━━ Record set

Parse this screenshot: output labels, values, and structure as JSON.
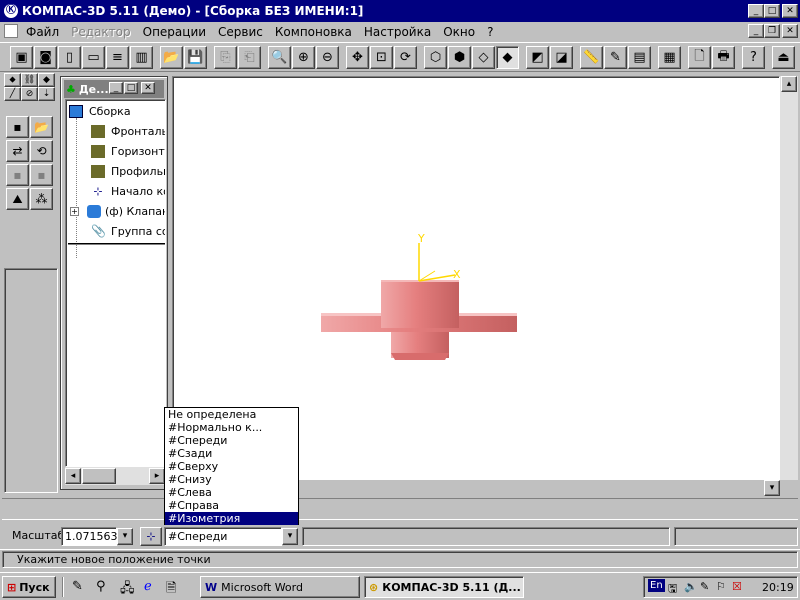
{
  "window": {
    "title": "КОМПАС-3D 5.11 (Демо) - [Сборка БЕЗ ИМЕНИ:1]",
    "minimize_glyph": "_",
    "maximize_glyph": "□",
    "close_glyph": "✕",
    "restore_glyph": "❐"
  },
  "menu": [
    "Файл",
    "Редактор",
    "Операции",
    "Сервис",
    "Компоновка",
    "Настройка",
    "Окно",
    "?"
  ],
  "tree": {
    "title": "Де...",
    "items": [
      "Сборка",
      "Фронтальная",
      "Горизонтальная",
      "Профильная",
      "Начало координат",
      "(ф) Клапан",
      "Группа сопряжений"
    ],
    "expand_glyph": "+"
  },
  "axes": {
    "y": "Y",
    "x": "X",
    "axis_color": "#ffd800"
  },
  "part_color": "#e88a8a",
  "view_list": {
    "options": [
      "Не определена",
      "#Нормально к...",
      "#Спереди",
      "#Сзади",
      "#Сверху",
      "#Снизу",
      "#Слева",
      "#Справа",
      "#Изометрия"
    ],
    "highlighted": "#Изометрия"
  },
  "props": {
    "scale_label": "Масштаб",
    "scale_value": "1.071563",
    "view_value": "#Спереди"
  },
  "status": {
    "hint": "Укажите новое положение точки"
  },
  "taskbar": {
    "start": "Пуск",
    "tasks": [
      "Microsoft Word",
      "КОМПАС-3D 5.11 (Д..."
    ],
    "lang": "En",
    "clock": "20:19"
  }
}
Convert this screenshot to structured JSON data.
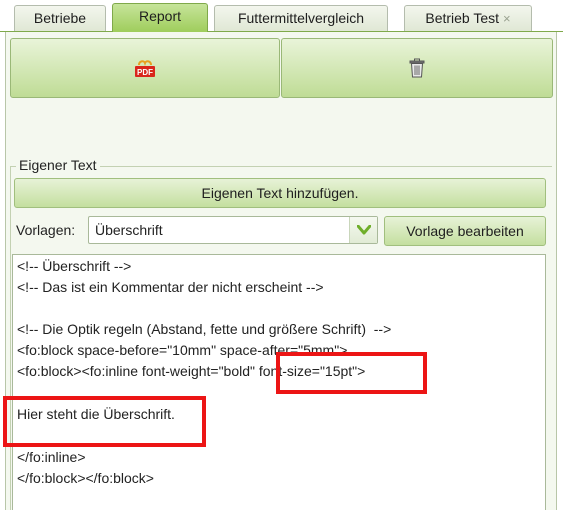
{
  "tabs": [
    {
      "label": "Betriebe",
      "active": false
    },
    {
      "label": "Report",
      "active": true
    },
    {
      "label": "Futtermittelvergleich",
      "active": false
    },
    {
      "label": "Betrieb Test",
      "active": false,
      "close": "×"
    }
  ],
  "toolbar": {
    "pdf_icon": "pdf-icon",
    "pdf_icon_text": "PDF",
    "delete_icon": "trash-icon"
  },
  "section": {
    "legend": "Eigener Text",
    "add_button": "Eigenen Text hinzufügen.",
    "templates_label": "Vorlagen:",
    "templates_selected": "Überschrift",
    "edit_template_button": "Vorlage bearbeiten"
  },
  "editor_lines": [
    "<!-- Überschrift -->",
    "<!-- Das ist ein Kommentar der nicht erscheint -->",
    "",
    "<!-- Die Optik regeln (Abstand, fette und größere Schrift)  -->",
    "<fo:block space-before=\"10mm\" space-after=\"5mm\">",
    "<fo:block><fo:inline font-weight=\"bold\" font-size=\"15pt\">",
    "",
    "Hier steht die Überschrift.",
    "",
    "</fo:inline>",
    "</fo:block></fo:block>"
  ],
  "colors": {
    "accent_green": "#9fcd5c",
    "highlight_red": "#ec1515"
  }
}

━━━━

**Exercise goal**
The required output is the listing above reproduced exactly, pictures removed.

**Completed exercise**
Parse this screenshot: output labels, values, and structure as JSON.
{
  "window": {
    "title": "КОМПАС-3D 5.11 (Демо) - [Сборка БЕЗ ИМЕНИ:1]",
    "minimize_glyph": "_",
    "maximize_glyph": "□",
    "close_glyph": "✕",
    "restore_glyph": "❐"
  },
  "menu": [
    "Файл",
    "Редактор",
    "Операции",
    "Сервис",
    "Компоновка",
    "Настройка",
    "Окно",
    "?"
  ],
  "tree": {
    "title": "Де...",
    "items": [
      "Сборка",
      "Фронтальная",
      "Горизонтальная",
      "Профильная",
      "Начало координат",
      "(ф) Клапан",
      "Группа сопряжений"
    ],
    "expand_glyph": "+"
  },
  "axes": {
    "y": "Y",
    "x": "X",
    "axis_color": "#ffd800"
  },
  "part_color": "#e88a8a",
  "view_list": {
    "options": [
      "Не определена",
      "#Нормально к...",
      "#Спереди",
      "#Сзади",
      "#Сверху",
      "#Снизу",
      "#Слева",
      "#Справа",
      "#Изометрия"
    ],
    "highlighted": "#Изометрия"
  },
  "props": {
    "scale_label": "Масштаб",
    "scale_value": "1.071563",
    "view_value": "#Спереди"
  },
  "status": {
    "hint": "Укажите новое положение точки"
  },
  "taskbar": {
    "start": "Пуск",
    "tasks": [
      "Microsoft Word",
      "КОМПАС-3D 5.11 (Д..."
    ],
    "lang": "En",
    "clock": "20:19"
  }
}
Convert this screenshot to structured JSON data.
{
  "tabs": [
    {
      "label": "Betriebe",
      "active": false
    },
    {
      "label": "Report",
      "active": true
    },
    {
      "label": "Futtermittelvergleich",
      "active": false
    },
    {
      "label": "Betrieb Test",
      "active": false,
      "close": "×"
    }
  ],
  "toolbar": {
    "pdf_icon": "pdf-icon",
    "pdf_icon_text": "PDF",
    "delete_icon": "trash-icon"
  },
  "section": {
    "legend": "Eigener Text",
    "add_button": "Eigenen Text hinzufügen.",
    "templates_label": "Vorlagen:",
    "templates_selected": "Überschrift",
    "edit_template_button": "Vorlage bearbeiten"
  },
  "editor_lines": [
    "<!-- Überschrift -->",
    "<!-- Das ist ein Kommentar der nicht erscheint -->",
    "",
    "<!-- Die Optik regeln (Abstand, fette und größere Schrift)  -->",
    "<fo:block space-before=\"10mm\" space-after=\"5mm\">",
    "<fo:block><fo:inline font-weight=\"bold\" font-size=\"15pt\">",
    "",
    "Hier steht die Überschrift.",
    "",
    "</fo:inline>",
    "</fo:block></fo:block>"
  ],
  "colors": {
    "accent_green": "#9fcd5c",
    "highlight_red": "#ec1515"
  }
}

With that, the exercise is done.